A purse is extremely concealable. Because holster purses are made with a special gun compartment that is separate from the purse’s other contents, and sealed with a generous amount of Velcro, the changes of accidentally flashing your gun are virtually nil.

A purse is easy to use with a wide variety of clothing. This advantage cannot be overstated, because most women don’t wear the same kind of clothing day in and day out. Men can wear pants with a belt, and a jacket virtually all the time — whether it is jeans and a work shirt over a T-shirt or a suit and tie.

I’d like to see just one of those men cope, just for a few weeks, with the difficulties most women have with concealed carry.

Give him padded hips, so that the butt of his favorite carry gun digs painfully into his ribs whenever he sits down.

Give him a wardrobe full of clothes with no belts at all, or with soft, thin belts that could never support a holster. Give him a budget that doesn’t permit replacing that wardrobe all at once with clothes that are more gun-friendly.

Give him little children who must be picked up, held close, and cuddled frequently.

Give him an easily-strained lower back that can’t take the pressure of a fanny pack or a midriff holster.

Then see how he solves the concealed carry dilemma.

A lot of women are solving it for themselves, with the help of a lot of companies that make holster purses. Most of them advertise in this magazine. Be aware of the pros and cons. Match your mode of carry to your personal priorities. Then, if a holster purse makes the difference for you between carrying your gun and leaving it at home, you have my enthusiastic support for in-purse carry.

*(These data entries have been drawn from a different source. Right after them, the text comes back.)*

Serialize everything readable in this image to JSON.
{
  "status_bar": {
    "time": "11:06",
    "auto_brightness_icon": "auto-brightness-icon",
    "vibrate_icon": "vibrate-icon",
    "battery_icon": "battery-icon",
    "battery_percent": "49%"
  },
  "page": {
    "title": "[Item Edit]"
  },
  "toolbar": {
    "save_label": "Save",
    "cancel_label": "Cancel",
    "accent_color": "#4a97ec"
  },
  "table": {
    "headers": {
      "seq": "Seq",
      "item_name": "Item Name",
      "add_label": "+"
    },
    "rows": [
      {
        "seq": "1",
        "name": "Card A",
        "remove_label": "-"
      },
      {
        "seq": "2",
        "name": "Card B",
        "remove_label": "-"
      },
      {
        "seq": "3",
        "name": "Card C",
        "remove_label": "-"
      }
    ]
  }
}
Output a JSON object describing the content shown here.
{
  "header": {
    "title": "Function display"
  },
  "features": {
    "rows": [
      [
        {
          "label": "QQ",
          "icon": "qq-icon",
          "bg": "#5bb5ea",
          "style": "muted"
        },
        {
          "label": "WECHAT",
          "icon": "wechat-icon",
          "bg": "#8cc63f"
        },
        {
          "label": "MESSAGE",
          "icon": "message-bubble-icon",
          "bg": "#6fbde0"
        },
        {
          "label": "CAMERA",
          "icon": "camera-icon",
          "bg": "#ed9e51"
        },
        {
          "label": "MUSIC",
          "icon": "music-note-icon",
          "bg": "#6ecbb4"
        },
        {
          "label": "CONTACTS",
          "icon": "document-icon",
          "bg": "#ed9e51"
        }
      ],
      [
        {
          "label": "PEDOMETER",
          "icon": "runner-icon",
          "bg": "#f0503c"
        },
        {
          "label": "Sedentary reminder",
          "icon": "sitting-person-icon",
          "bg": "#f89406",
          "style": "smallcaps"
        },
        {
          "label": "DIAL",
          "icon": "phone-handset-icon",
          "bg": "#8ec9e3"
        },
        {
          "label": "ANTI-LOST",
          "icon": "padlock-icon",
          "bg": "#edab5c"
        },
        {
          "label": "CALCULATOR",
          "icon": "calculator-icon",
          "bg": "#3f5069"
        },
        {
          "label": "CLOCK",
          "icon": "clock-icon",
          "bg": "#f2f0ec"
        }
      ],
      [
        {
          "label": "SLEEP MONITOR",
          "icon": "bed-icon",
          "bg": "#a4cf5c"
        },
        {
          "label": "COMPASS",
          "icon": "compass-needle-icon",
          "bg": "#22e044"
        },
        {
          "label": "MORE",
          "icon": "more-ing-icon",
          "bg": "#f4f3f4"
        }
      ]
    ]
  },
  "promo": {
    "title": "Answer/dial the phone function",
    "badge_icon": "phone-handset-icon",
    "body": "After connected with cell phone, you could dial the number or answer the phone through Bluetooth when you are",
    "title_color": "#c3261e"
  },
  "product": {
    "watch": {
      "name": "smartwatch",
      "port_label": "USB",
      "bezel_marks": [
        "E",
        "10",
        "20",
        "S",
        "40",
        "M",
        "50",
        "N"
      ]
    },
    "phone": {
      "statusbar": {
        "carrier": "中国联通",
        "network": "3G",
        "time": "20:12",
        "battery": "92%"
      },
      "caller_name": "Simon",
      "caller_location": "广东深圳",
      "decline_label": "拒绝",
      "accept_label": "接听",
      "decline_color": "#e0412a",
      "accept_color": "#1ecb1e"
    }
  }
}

This article was reprinted from Women&Guns July 1997, Copyright © 1997, Lyn Bates